[To do]:
List all the lines in these records that hold "subtitle".

[Information supplied]:
○ ○ ○ ○ ○

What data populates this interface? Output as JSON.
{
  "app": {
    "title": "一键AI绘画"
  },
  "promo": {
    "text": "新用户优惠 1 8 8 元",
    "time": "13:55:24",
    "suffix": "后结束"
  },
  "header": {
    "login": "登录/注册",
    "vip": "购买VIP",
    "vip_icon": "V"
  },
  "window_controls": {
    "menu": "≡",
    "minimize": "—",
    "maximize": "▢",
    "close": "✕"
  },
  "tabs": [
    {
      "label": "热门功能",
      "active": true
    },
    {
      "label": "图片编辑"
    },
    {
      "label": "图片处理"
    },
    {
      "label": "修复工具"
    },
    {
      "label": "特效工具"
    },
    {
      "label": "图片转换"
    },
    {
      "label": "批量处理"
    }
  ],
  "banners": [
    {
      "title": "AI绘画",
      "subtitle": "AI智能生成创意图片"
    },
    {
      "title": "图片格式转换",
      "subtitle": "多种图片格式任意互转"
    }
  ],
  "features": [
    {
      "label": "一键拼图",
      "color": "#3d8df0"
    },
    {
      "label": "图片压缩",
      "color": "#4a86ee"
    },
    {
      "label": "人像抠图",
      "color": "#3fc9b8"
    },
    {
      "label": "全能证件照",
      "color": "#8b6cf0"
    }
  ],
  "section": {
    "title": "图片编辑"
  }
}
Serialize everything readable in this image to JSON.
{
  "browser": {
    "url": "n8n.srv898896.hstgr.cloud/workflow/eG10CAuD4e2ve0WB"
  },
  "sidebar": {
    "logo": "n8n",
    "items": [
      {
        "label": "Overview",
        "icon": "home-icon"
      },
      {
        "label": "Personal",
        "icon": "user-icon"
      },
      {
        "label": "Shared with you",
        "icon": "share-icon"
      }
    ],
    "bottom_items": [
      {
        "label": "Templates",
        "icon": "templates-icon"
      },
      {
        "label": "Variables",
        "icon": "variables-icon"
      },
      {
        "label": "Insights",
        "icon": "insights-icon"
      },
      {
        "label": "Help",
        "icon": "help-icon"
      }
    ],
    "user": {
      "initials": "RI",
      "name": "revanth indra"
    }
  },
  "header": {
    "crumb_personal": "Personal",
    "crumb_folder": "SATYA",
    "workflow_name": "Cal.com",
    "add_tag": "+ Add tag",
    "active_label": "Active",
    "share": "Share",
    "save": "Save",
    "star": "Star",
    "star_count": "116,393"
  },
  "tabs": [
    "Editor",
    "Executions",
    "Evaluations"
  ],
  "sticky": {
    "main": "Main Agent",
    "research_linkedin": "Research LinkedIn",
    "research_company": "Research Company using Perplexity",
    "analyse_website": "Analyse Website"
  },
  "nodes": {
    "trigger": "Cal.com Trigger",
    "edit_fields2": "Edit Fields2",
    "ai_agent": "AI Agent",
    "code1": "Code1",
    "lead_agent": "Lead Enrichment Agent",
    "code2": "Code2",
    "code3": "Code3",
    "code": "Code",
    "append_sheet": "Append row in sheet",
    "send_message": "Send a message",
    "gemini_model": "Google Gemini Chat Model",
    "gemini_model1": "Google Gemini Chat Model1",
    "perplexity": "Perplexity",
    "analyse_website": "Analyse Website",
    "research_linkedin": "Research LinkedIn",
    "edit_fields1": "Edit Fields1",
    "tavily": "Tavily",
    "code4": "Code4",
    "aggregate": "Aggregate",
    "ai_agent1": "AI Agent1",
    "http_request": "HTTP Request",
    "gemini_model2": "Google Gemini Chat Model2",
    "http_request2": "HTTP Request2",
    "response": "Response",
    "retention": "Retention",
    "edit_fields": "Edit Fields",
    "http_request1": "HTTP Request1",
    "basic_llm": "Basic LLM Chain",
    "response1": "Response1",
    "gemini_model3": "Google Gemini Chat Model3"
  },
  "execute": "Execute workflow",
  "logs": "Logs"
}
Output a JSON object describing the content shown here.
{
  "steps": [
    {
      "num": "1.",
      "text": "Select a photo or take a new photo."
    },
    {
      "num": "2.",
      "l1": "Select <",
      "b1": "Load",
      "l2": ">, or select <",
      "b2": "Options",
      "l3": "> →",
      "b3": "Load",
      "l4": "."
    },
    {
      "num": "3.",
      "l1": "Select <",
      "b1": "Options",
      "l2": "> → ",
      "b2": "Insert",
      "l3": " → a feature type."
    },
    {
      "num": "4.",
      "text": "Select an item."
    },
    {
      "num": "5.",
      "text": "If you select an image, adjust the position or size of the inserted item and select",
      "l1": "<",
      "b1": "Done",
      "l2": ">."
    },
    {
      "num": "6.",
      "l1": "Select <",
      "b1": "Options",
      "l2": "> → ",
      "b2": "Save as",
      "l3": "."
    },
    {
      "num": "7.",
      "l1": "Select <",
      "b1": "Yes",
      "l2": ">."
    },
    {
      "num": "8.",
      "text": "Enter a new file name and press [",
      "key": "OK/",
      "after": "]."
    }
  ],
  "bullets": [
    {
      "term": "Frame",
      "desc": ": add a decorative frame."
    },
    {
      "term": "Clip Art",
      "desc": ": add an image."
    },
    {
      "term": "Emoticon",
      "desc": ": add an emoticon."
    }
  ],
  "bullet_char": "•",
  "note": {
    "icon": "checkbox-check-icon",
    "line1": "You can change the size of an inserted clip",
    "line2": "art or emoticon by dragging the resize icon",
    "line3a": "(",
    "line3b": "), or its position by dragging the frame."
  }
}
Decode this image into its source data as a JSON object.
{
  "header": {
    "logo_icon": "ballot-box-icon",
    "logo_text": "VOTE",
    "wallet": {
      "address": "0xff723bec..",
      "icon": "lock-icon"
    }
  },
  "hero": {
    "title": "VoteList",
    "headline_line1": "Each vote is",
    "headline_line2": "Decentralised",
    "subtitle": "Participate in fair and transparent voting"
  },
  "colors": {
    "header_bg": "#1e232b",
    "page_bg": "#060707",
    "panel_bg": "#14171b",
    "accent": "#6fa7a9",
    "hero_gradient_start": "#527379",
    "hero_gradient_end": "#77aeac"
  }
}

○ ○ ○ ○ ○

[Exercise response]:
      "subtitle": "AI智能生成创意图片"
      "subtitle": "多种图片格式任意互转"
    "subtitle": "Participate in fair and transparent voting"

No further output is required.